In 2013, Cawley was listed by TheBestSchools.org (TBS) as “World’s 50 Smartest Teenager”.
In Mar 2013, Cawley, age 14, with his two younger brothers, father and mother, were interviewed by Rentakini TV, wherein Ainan sits there "mute", "bored", and giggling with his brothers, while his father does all the talking, continuing to sell Ainan as a baby prodigy, and how he could do this and that in his crib, and how they need an American University to sponsor him to do a four year program in chemistry.
In 2020, TBS reporters, with Cawley aged 21, in their followup article “Former Smartest Teens: Where Are They Now?” (2020), commented that Cawley, was MIA:
- “In 2013, age 13 , the native Singaporean had just moved with his family to Kuala Lumpur, and enrolled in Taylor’s University American Degree Transfer Program where he was majoring in the sciences. Where he is now …? Good Question! Massive amounts of research, emails, and phone calls still haven’t clued us in to this wunderkind’s whereabouts.”
Presently, Cawley has been video-reported as being into weightlifting and working towards a degree in music.
In sum, Cawley, similar to Adragon Mello, fell victim to the trap of his father trying to over-sell him as a super-genius, purporting to have a near 400 IQ, only to have it all backlash, and the child revert to normality or anonymity as an adult; which is similar also to what happened to William Sidis as an adult, after being thrust into the new media for the first 14 years of his existence.

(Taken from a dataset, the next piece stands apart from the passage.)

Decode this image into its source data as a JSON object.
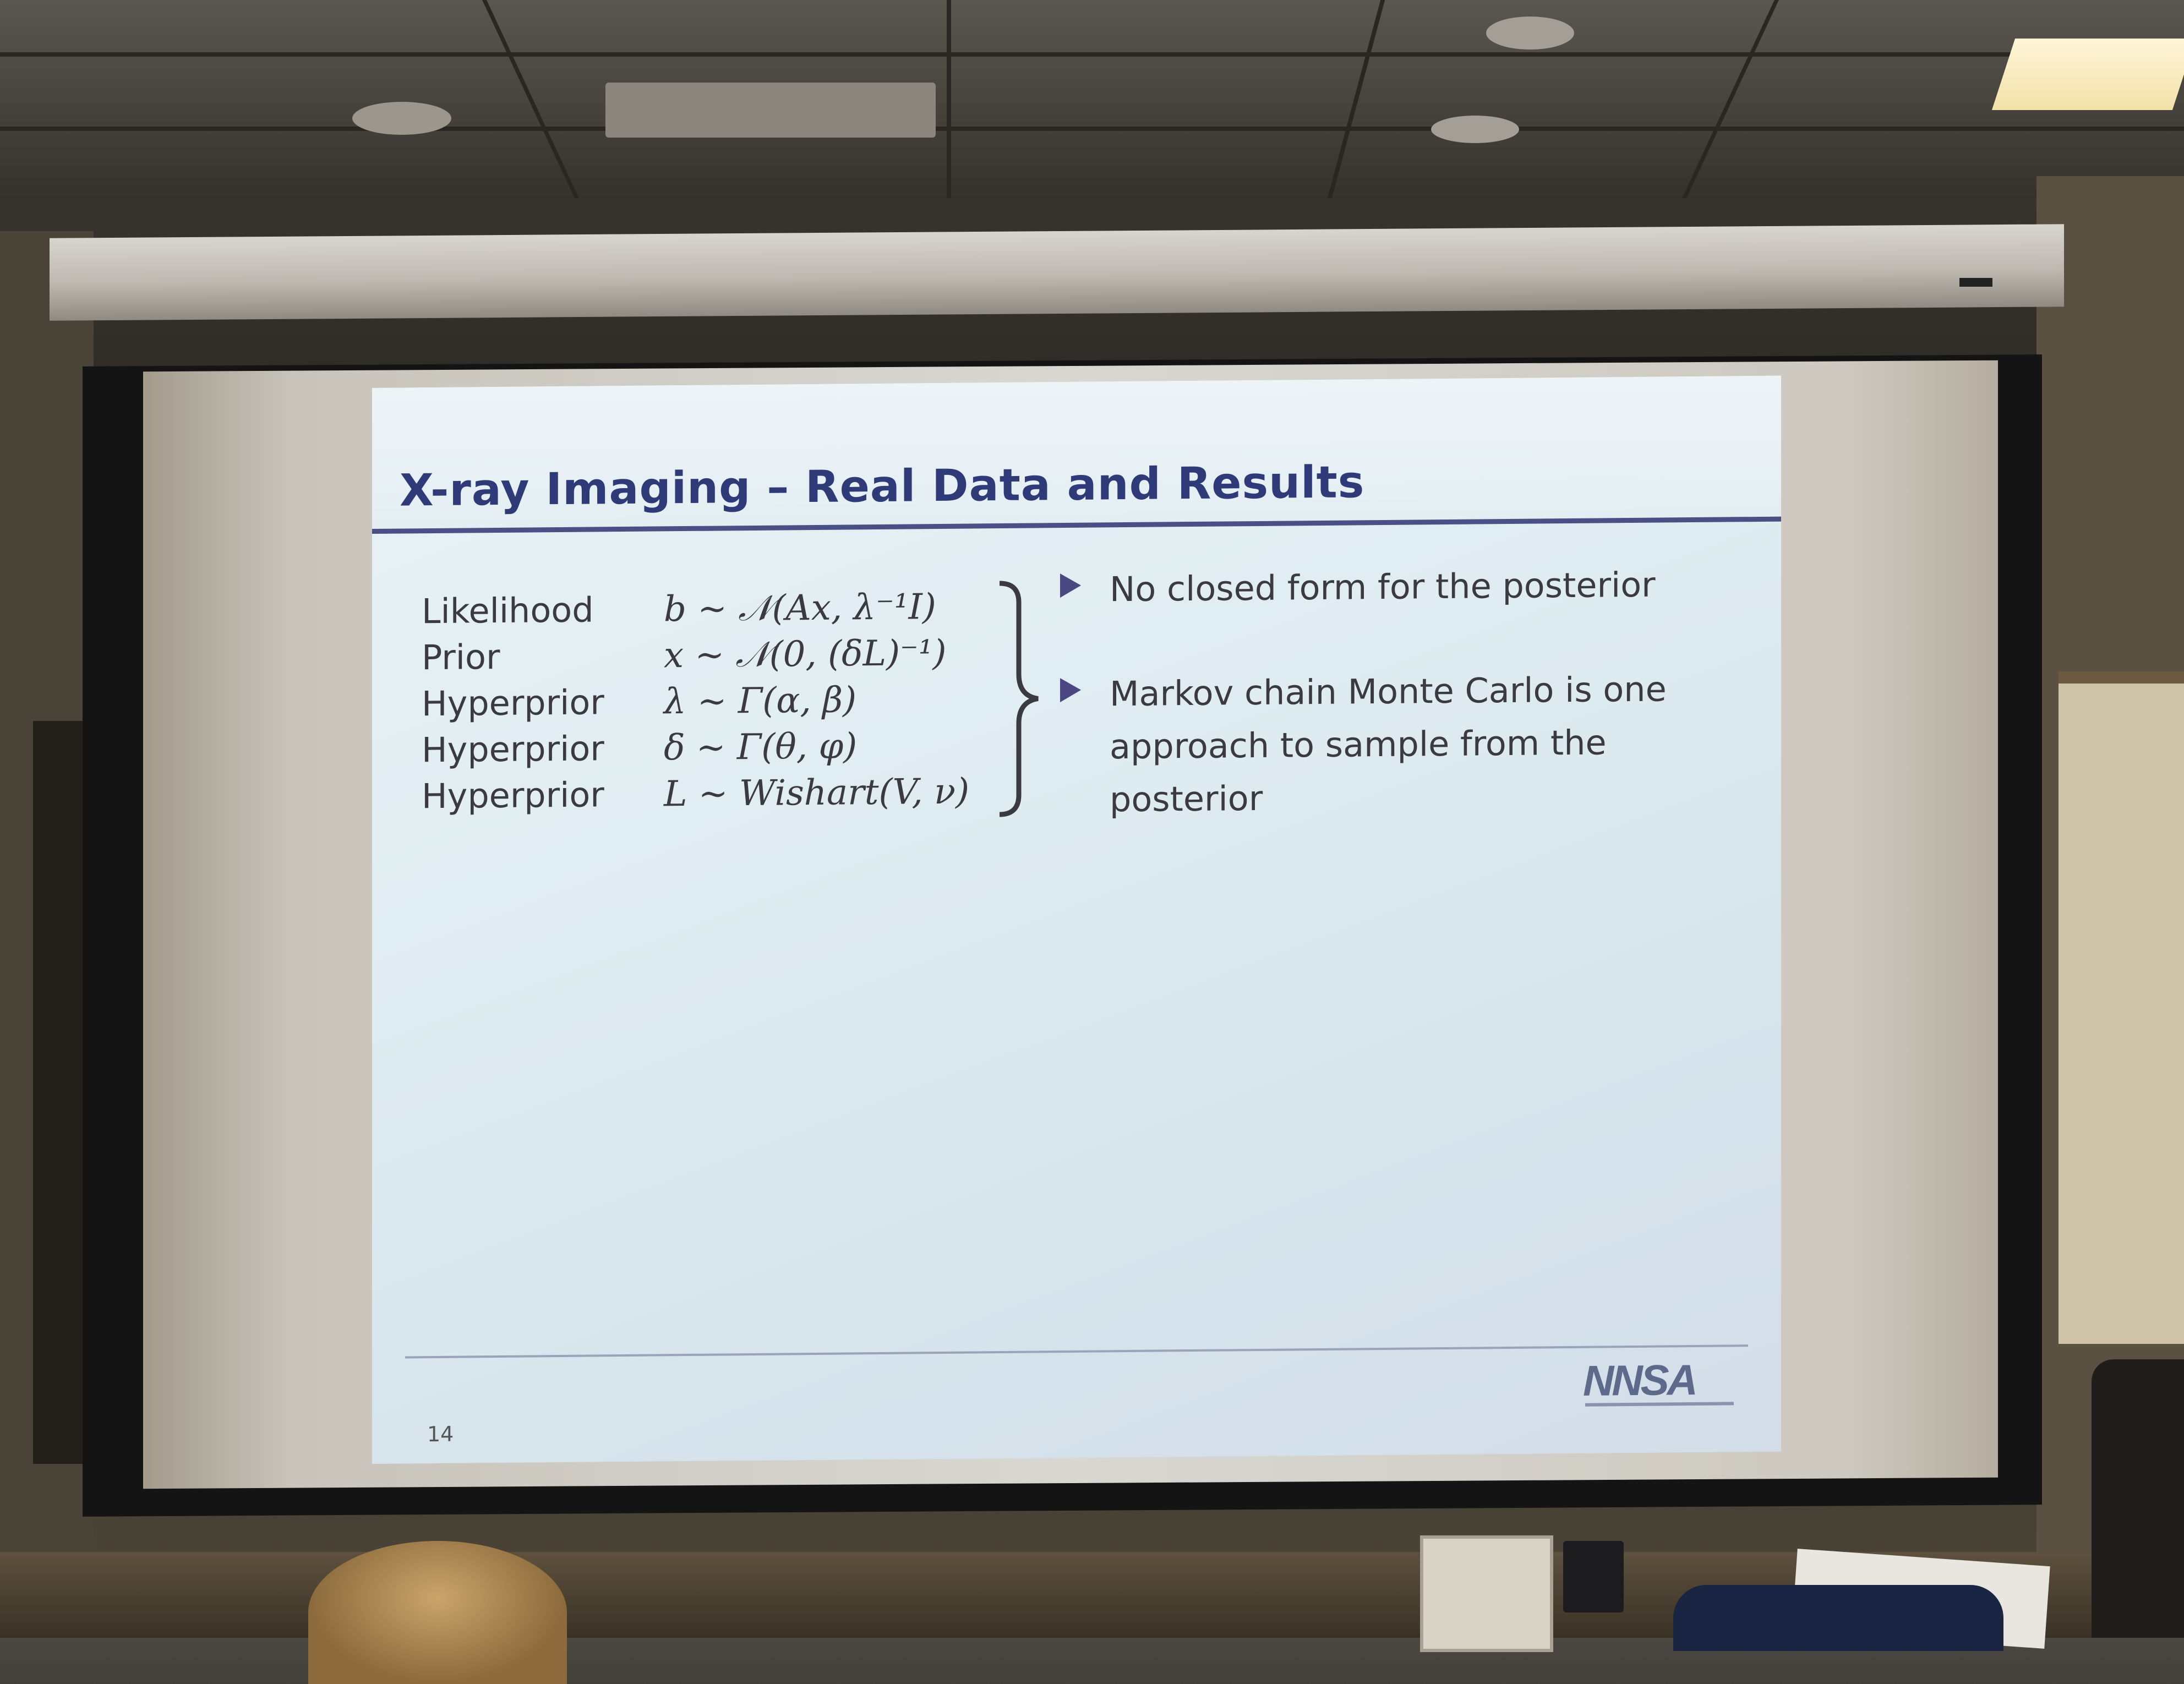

- Anon. (2020). “Former Smartest Teens: Where Are They Now?” (Ѻ), TheBestSchools.org, Oct 29.
- Anon. (2020). “Ainan Cawley: His IQ is 263. This is What Happened to Him” (YT), Verter.io, May 26
- Anon. (2013). “Ainan Cawley: Child Prodigy” (YT), Rentakini.TV, Mar 15.
- GCE Ordinary Level – Wikipedia.
- Cawley, Valentine. (2007). “Passing O Level Aged 7”, Blog: The Boy Who Knew Too Much, Mar 25.
- Ainan Cawley (talk page) – Wikipedia.
- Mislabeled geniuses and IQ tests – Hmolpedia 2020.
- Cawley, Valentine. (2010). The Boy Who Knew Too Much: A Child Prodigy Volume (Amz). Publisher.
- Hmolpedia 2016 (print set) (subdomain) – Hmolpedia 2020.
- IQ:200+ (references) (subdomain) – Hmolpedia 2020.
- Thims, Libb. (2010). IQ: 200+ | Smartest person ever” (playlist), Human Chemistry 101, Oct 31.